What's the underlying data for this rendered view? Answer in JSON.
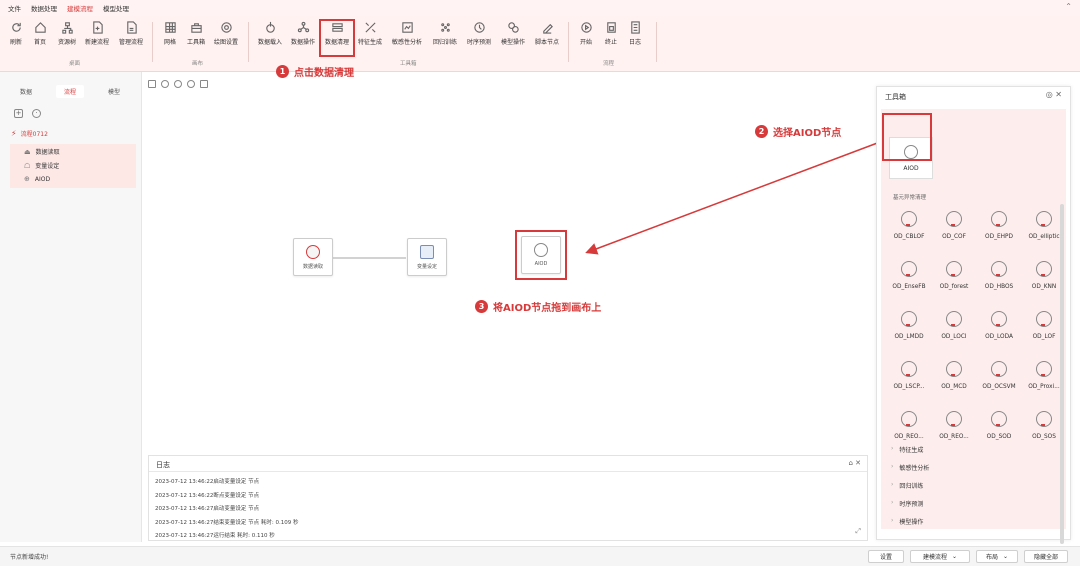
{
  "menubar": {
    "items": [
      "文件",
      "数据处理",
      "建模流程",
      "模型处理"
    ],
    "active_index": 2
  },
  "ribbon": {
    "buttons": [
      {
        "label": "刷新",
        "icon": "refresh-icon"
      },
      {
        "label": "首页",
        "icon": "home-icon"
      },
      {
        "label": "资源树",
        "icon": "tree-icon"
      },
      {
        "label": "新建流程",
        "icon": "new-file-icon"
      },
      {
        "label": "管理流程",
        "icon": "manage-file-icon"
      },
      {
        "label": "网格",
        "icon": "grid-icon"
      },
      {
        "label": "工具箱",
        "icon": "toolbox-icon"
      },
      {
        "label": "绘图设置",
        "icon": "gear-icon"
      },
      {
        "label": "数据载入",
        "icon": "data-load-icon"
      },
      {
        "label": "数据操作",
        "icon": "data-operate-icon"
      },
      {
        "label": "数据清理",
        "icon": "data-clean-icon"
      },
      {
        "label": "特征生成",
        "icon": "feature-icon"
      },
      {
        "label": "敏感性分析",
        "icon": "sensitivity-icon"
      },
      {
        "label": "回归训练",
        "icon": "regression-icon"
      },
      {
        "label": "时序预测",
        "icon": "timeseries-icon"
      },
      {
        "label": "模型操作",
        "icon": "model-icon"
      },
      {
        "label": "脚本节点",
        "icon": "script-icon"
      },
      {
        "label": "开始",
        "icon": "play-icon"
      },
      {
        "label": "终止",
        "icon": "stop-icon"
      },
      {
        "label": "日志",
        "icon": "log-icon"
      }
    ],
    "groups": [
      "桌面",
      "画布",
      "工具箱",
      "流程"
    ]
  },
  "left": {
    "tabs": [
      "数据",
      "流程",
      "模型"
    ],
    "active_tab": 1,
    "tree_root": "流程0712",
    "tree_children": [
      "数据读取",
      "变量设定",
      "AIOD"
    ]
  },
  "canvas": {
    "nodes": [
      "数据读取",
      "变量设定",
      "AIOD"
    ]
  },
  "annotations": [
    {
      "num": "1",
      "text": "点击数据清理"
    },
    {
      "num": "2",
      "text": "选择AIOD节点"
    },
    {
      "num": "3",
      "text": "将AIOD节点拖到画布上"
    }
  ],
  "log": {
    "title": "日志",
    "lines": [
      "2023-07-12 13:46:22启动变量设定 节点",
      "2023-07-12 13:46:22断点变量设定 节点",
      "2023-07-12 13:46:27启动变量设定 节点",
      "2023-07-12 13:46:27结束变量设定 节点 耗时: 0.109 秒",
      "2023-07-12 13:46:27运行结束 耗时: 0.110 秒"
    ]
  },
  "toolbox": {
    "title": "工具箱",
    "selected_tool": "AIOD",
    "category": "基元异常清理",
    "tools": [
      "OD_CBLOF",
      "OD_COF",
      "OD_EHPD",
      "OD_elliptic",
      "OD_EnseFB",
      "OD_forest",
      "OD_HBOS",
      "OD_KNN",
      "OD_LMDD",
      "OD_LOCI",
      "OD_LODA",
      "OD_LOF",
      "OD_LSCP...",
      "OD_MCD",
      "OD_OCSVM",
      "OD_Proxi...",
      "OD_REO...",
      "OD_REO...",
      "OD_SOD",
      "OD_SOS"
    ],
    "accordion": [
      "特征生成",
      "敏感性分析",
      "回归训练",
      "时序预测",
      "模型操作"
    ]
  },
  "status": {
    "text": "节点新增成功!",
    "buttons": [
      "设置",
      "建模流程",
      "布局",
      "隐藏全部"
    ]
  },
  "colors": {
    "accent": "#d63a3a",
    "ribbon_bg": "#fff2f1",
    "highlight": "#fdeeed"
  }
}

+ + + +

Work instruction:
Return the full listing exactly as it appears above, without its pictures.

Written answer:
What's the underlying data for this rendered view? Answer in JSON.
{
  "menubar": {
    "items": [
      "文件",
      "数据处理",
      "建模流程",
      "模型处理"
    ],
    "active_index": 2
  },
  "ribbon": {
    "buttons": [
      {
        "label": "刷新",
        "icon": "refresh-icon"
      },
      {
        "label": "首页",
        "icon": "home-icon"
      },
      {
        "label": "资源树",
        "icon": "tree-icon"
      },
      {
        "label": "新建流程",
        "icon": "new-file-icon"
      },
      {
        "label": "管理流程",
        "icon": "manage-file-icon"
      },
      {
        "label": "网格",
        "icon": "grid-icon"
      },
      {
        "label": "工具箱",
        "icon": "toolbox-icon"
      },
      {
        "label": "绘图设置",
        "icon": "gear-icon"
      },
      {
        "label": "数据载入",
        "icon": "data-load-icon"
      },
      {
        "label": "数据操作",
        "icon": "data-operate-icon"
      },
      {
        "label": "数据清理",
        "icon": "data-clean-icon"
      },
      {
        "label": "特征生成",
        "icon": "feature-icon"
      },
      {
        "label": "敏感性分析",
        "icon": "sensitivity-icon"
      },
      {
        "label": "回归训练",
        "icon": "regression-icon"
      },
      {
        "label": "时序预测",
        "icon": "timeseries-icon"
      },
      {
        "label": "模型操作",
        "icon": "model-icon"
      },
      {
        "label": "脚本节点",
        "icon": "script-icon"
      },
      {
        "label": "开始",
        "icon": "play-icon"
      },
      {
        "label": "终止",
        "icon": "stop-icon"
      },
      {
        "label": "日志",
        "icon": "log-icon"
      }
    ],
    "groups": [
      "桌面",
      "画布",
      "工具箱",
      "流程"
    ]
  },
  "left": {
    "tabs": [
      "数据",
      "流程",
      "模型"
    ],
    "active_tab": 1,
    "tree_root": "流程0712",
    "tree_children": [
      "数据读取",
      "变量设定",
      "AIOD"
    ]
  },
  "canvas": {
    "nodes": [
      "数据读取",
      "变量设定",
      "AIOD"
    ]
  },
  "annotations": [
    {
      "num": "1",
      "text": "点击数据清理"
    },
    {
      "num": "2",
      "text": "选择AIOD节点"
    },
    {
      "num": "3",
      "text": "将AIOD节点拖到画布上"
    }
  ],
  "log": {
    "title": "日志",
    "lines": [
      "2023-07-12 13:46:22启动变量设定 节点",
      "2023-07-12 13:46:22断点变量设定 节点",
      "2023-07-12 13:46:27启动变量设定 节点",
      "2023-07-12 13:46:27结束变量设定 节点 耗时: 0.109 秒",
      "2023-07-12 13:46:27运行结束 耗时: 0.110 秒"
    ]
  },
  "toolbox": {
    "title": "工具箱",
    "selected_tool": "AIOD",
    "category": "基元异常清理",
    "tools": [
      "OD_CBLOF",
      "OD_COF",
      "OD_EHPD",
      "OD_elliptic",
      "OD_EnseFB",
      "OD_forest",
      "OD_HBOS",
      "OD_KNN",
      "OD_LMDD",
      "OD_LOCI",
      "OD_LODA",
      "OD_LOF",
      "OD_LSCP...",
      "OD_MCD",
      "OD_OCSVM",
      "OD_Proxi...",
      "OD_REO...",
      "OD_REO...",
      "OD_SOD",
      "OD_SOS"
    ],
    "accordion": [
      "特征生成",
      "敏感性分析",
      "回归训练",
      "时序预测",
      "模型操作"
    ]
  },
  "status": {
    "text": "节点新增成功!",
    "buttons": [
      "设置",
      "建模流程",
      "布局",
      "隐藏全部"
    ]
  },
  "colors": {
    "accent": "#d63a3a",
    "ribbon_bg": "#fff2f1",
    "highlight": "#fdeeed"
  }
}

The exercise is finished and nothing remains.